If you've ever though of starting a side business -- whether it's selling crafts on Etsy or launching your own landscaping company -- you'll find you have much more energy to pursue it if you're in good health. A side business can be a great way to bring in some extra money, but it's not the kind of thing you can do for a couple hours when you feel like it. As any shark on "Shark Tank" will tell you, it takes determination and plenty of sweat equity.
How to Improve Your Health -- for Free (or for Not Much)
So how can you maintain your health without spending too much of that money you've just saved by being so healthy? Here are six simple (and inexpensive) strategies.
1. Shop Smarter
You can eat better without spending a fortune by buying in-season produce, stocking up on cheap but healthy staples like brown rice and beans, planning your meals ahead of time and keeping fresh fruits around when you're hungry and running out the door.
2. Cook Smarter
Make meals from scratch rather than paying for convenience foods and packaged meals. Use the same basic staples (such as rice or pasta, some lean protein and veggies) to make multiple meals, such as tacos, enchiladas and quesadillas, Thai curry, vegetable roasts and stir-fries. This will limit your food waste and simplify shopping.
One day per week, cook meals in bulk and freeze or refrigerate leftovers to eat throughout the week. The more easily you can pop something in the microwave during the week, the more likely you are to stick with your meal plan. Brown-bag your work lunches instead of grabbing something on the go.
3. Drink More Water
Carry a water bottle with you to make sure you're staying hydrated; it will keep you fuller longer and help you stave off dehydration symptoms like headaches. Keep a glass of water at your desk and sip it throughout the day; each time you get up to use the bathroom, refill the glass.
4. Exercise for Free
Staying fit doesn't have to cost a fortune. Try exercising to YouTube videos, walking your dog, jogging with a friend or joining a dodgeball league.
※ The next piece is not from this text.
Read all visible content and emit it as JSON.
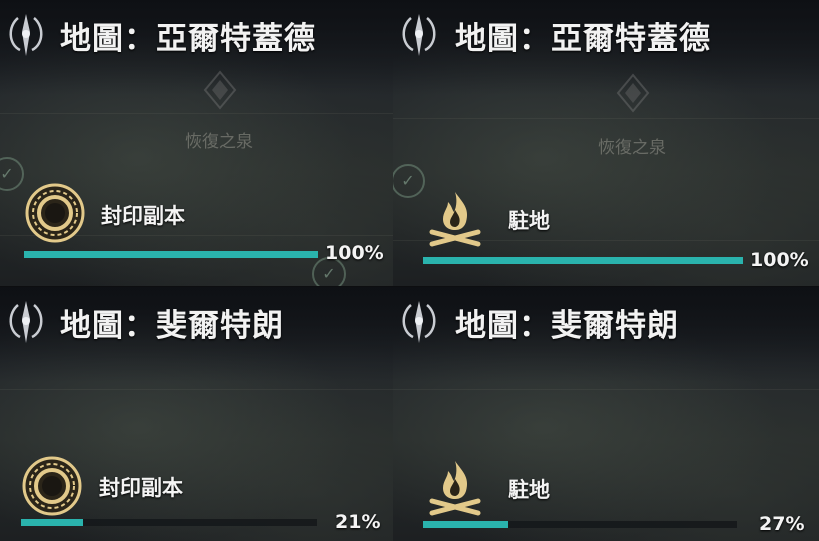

Download free fitness apps that guide you through exercises, play Frisbee or soccer in the park on the weekends or learn a few yoga poses that you can practice in your living room. Do push-ups, squats, lunges and crunches.
Exercise your imagination: place a circular, uncovered trash can on the top rung of a ladder and use it as a backyard basketball "hoop." Tie some string between two trees and turn it into a tennis "net." Turn a gallon of milk into a "barbell" that can help you practice bicep curls.
Studies have shown that a regular meditation practice can help with a slew of medical issues, including high blood pressure, insomnia and chronic pain. It can also help reduce your stress levels, and stress brings its own set of medical problems.
Taking 15 minutes a day to practice deep-breathing and relaxation can have a big payoff. If that feels like too much time, start by deep-breathing and meditating for just one minute per day. Develop this habit by repeating it everyday for a week. The following week, increase this to two minutes. The week after, increase it to three minutes.
6. Use an App
There are tons of health and fitness apps available for free or very cheap that can help you to maintain a healthier lifestyle. From step trackers to calorie counters to preloaded workout routines, there's an app for any health resolution you might want to make. Scroll iTunes or Google (GOOG) Play until you find a free app that sparks your interest. Start by downloading just one app, and commit to using it daily for 21 days, until it becomes an ingrained habit.
Paula Pant ditched her 9-to-5 job in 2008. She's traveled to 32 countries, runs a popular finance blog and is a successful real estate investor. Her blog, Afford Anything, is the groundswell of a rebellion against stodgy, uninspired financial advice. Afford Anything shows you how to crush limits, create wealth and maximize life.